TR: Nigel, this is the deal killer. This quote is the end of your line. (Oh, are there angry messages on internet boards? :-)). You are right, don’t blame the coaching – don’t blame the players (how could you possibly blame the players after coaches were identified as ‘lazy’ in post tour debriefs).
Blame? Blame the person responsible for choosing the coaching, for creating the culture around the national team (or supposed to be). Who is that person? Nigel, you can answer that by looking in the mirror. It’s you. CEO. Chief Exec. The Big Cheese. You are responsible when it goes good, and you are responsible when it doesn’t. We are mediocre, we have been for years – and nothing has been done to change that.
Make a knee jerk reaction. Resign. Do us a favor – at least leave us with someone that can make something happen, and if it doesn’t lends some transparency to the matter.

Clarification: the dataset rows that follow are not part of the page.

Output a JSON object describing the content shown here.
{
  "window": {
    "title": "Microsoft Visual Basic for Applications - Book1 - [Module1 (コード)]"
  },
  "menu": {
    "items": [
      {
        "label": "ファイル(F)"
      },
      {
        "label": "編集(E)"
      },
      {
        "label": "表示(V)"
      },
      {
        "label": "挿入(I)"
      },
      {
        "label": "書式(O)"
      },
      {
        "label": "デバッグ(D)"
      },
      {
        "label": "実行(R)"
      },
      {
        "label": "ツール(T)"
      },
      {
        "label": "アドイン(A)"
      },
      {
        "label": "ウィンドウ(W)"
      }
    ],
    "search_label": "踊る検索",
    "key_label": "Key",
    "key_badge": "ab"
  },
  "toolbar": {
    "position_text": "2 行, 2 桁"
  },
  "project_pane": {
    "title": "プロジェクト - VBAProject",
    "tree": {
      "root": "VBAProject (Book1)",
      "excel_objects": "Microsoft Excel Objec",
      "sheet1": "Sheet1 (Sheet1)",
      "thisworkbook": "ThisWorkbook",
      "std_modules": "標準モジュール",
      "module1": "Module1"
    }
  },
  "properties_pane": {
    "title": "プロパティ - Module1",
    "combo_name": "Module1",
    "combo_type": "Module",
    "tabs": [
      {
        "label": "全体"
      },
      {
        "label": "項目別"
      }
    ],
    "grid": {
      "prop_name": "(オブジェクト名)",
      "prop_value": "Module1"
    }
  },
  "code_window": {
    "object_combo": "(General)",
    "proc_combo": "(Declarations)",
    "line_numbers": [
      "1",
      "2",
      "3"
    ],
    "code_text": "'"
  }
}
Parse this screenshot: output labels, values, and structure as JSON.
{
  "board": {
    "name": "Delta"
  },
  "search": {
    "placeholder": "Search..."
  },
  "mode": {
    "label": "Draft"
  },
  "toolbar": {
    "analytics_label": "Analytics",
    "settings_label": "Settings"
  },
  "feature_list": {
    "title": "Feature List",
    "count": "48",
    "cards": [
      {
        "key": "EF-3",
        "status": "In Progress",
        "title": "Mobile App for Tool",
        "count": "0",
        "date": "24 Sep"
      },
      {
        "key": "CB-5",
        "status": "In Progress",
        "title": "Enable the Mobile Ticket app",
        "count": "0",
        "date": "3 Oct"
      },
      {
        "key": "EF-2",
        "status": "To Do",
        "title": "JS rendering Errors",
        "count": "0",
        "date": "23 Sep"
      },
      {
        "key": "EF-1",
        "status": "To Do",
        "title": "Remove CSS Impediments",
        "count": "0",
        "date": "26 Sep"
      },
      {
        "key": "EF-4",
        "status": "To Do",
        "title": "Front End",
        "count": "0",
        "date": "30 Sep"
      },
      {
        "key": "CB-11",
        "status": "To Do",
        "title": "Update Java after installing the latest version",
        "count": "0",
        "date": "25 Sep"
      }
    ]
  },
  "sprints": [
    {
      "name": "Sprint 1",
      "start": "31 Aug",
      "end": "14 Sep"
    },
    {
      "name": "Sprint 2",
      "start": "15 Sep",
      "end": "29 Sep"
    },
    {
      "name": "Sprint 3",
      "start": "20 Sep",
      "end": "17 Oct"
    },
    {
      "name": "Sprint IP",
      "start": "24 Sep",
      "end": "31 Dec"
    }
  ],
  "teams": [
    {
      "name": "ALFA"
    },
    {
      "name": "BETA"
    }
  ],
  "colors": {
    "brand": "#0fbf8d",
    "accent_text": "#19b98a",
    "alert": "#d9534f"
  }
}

To close out: Here is how the interview should have gone down…
Guardian: “Well Nigel, how about an assessment of the World Cup for American Rugby and plans for the future”
NM: “We didn’t play well in this tournament. We really couldn’t expect to. I chose a coach who’s highest real level of experience was with a high school team in New York. They did win a lot of USA Championships but apparently that didn’t translate to well on the Worlds biggest stage. We have a lot of amateur players. In fact they are so amateur we decided to tolerate a staff that the players identified as being lazy, so its really a self fulfilling prophecy. That’s why I make amateur decisions. It’s why I cannot seem to work with other groups in American rugby that actually bring something to the table, like USA 7’s, CRC, etc.. Our/my ego is so big that if we don’t control it, or ‘profit from it’ we don’t want it. But now, with RIM and the ProLeague – all of us who have worked so hard on the board now have an opportunity to financially gain from a decision that we made without vetting the provider – and we are looking forward to many more years of development and progress in USA Rugby.
Final comment… and I will be the first to commend you. You have announced that USA Rugby would like to host the RWC in 2027. This might be the first successful think you have done. If we host the RWC 2027, that means we are guaranteed a spot to play in it – an outcome not necessarily looking so bright at this time. Well done.